[Interface dataset entries]
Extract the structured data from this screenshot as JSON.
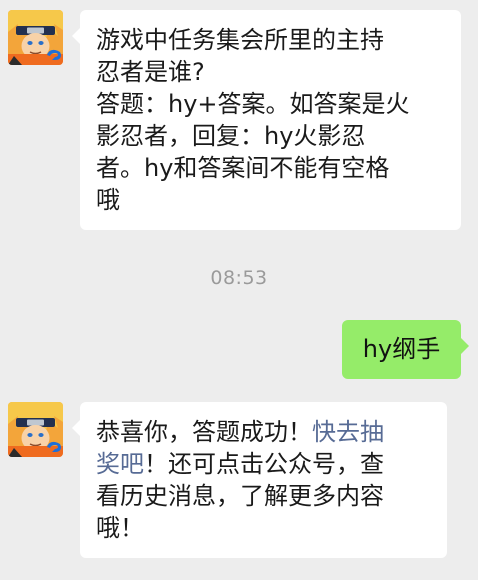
{
  "messages": {
    "first": {
      "lines": [
        "游戏中任务集会所里的主持",
        "忍者是谁?",
        "答题：hy+答案。如答案是火",
        "影忍者，回复：hy火影忍",
        "者。hy和答案间不能有空格",
        "哦"
      ]
    },
    "timestamp": "08:53",
    "reply": "hy纲手",
    "result": {
      "line1_text": "恭喜你，答题成功！",
      "line1_link": "快去抽",
      "line2_link": "奖吧",
      "line2_text": "！还可点击公众号，查",
      "line3": "看历史消息，了解更多内容",
      "line4": "哦！"
    }
  },
  "avatar": {
    "icon": "naruto-avatar-icon",
    "badge_icon": "tencent-games-badge-icon"
  },
  "colors": {
    "background": "#ededed",
    "bubble_left": "#ffffff",
    "bubble_right": "#95ec69",
    "link": "#576b95",
    "timestamp": "#9a9a9a"
  }
}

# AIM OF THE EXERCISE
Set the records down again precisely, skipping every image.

# RESULT OF THE EXERCISE
Extract the structured data from this screenshot as JSON.
{
  "messages": {
    "first": {
      "lines": [
        "游戏中任务集会所里的主持",
        "忍者是谁?",
        "答题：hy+答案。如答案是火",
        "影忍者，回复：hy火影忍",
        "者。hy和答案间不能有空格",
        "哦"
      ]
    },
    "timestamp": "08:53",
    "reply": "hy纲手",
    "result": {
      "line1_text": "恭喜你，答题成功！",
      "line1_link": "快去抽",
      "line2_link": "奖吧",
      "line2_text": "！还可点击公众号，查",
      "line3": "看历史消息，了解更多内容",
      "line4": "哦！"
    }
  },
  "avatar": {
    "icon": "naruto-avatar-icon",
    "badge_icon": "tencent-games-badge-icon"
  },
  "colors": {
    "background": "#ededed",
    "bubble_left": "#ffffff",
    "bubble_right": "#95ec69",
    "link": "#576b95",
    "timestamp": "#9a9a9a"
  }
}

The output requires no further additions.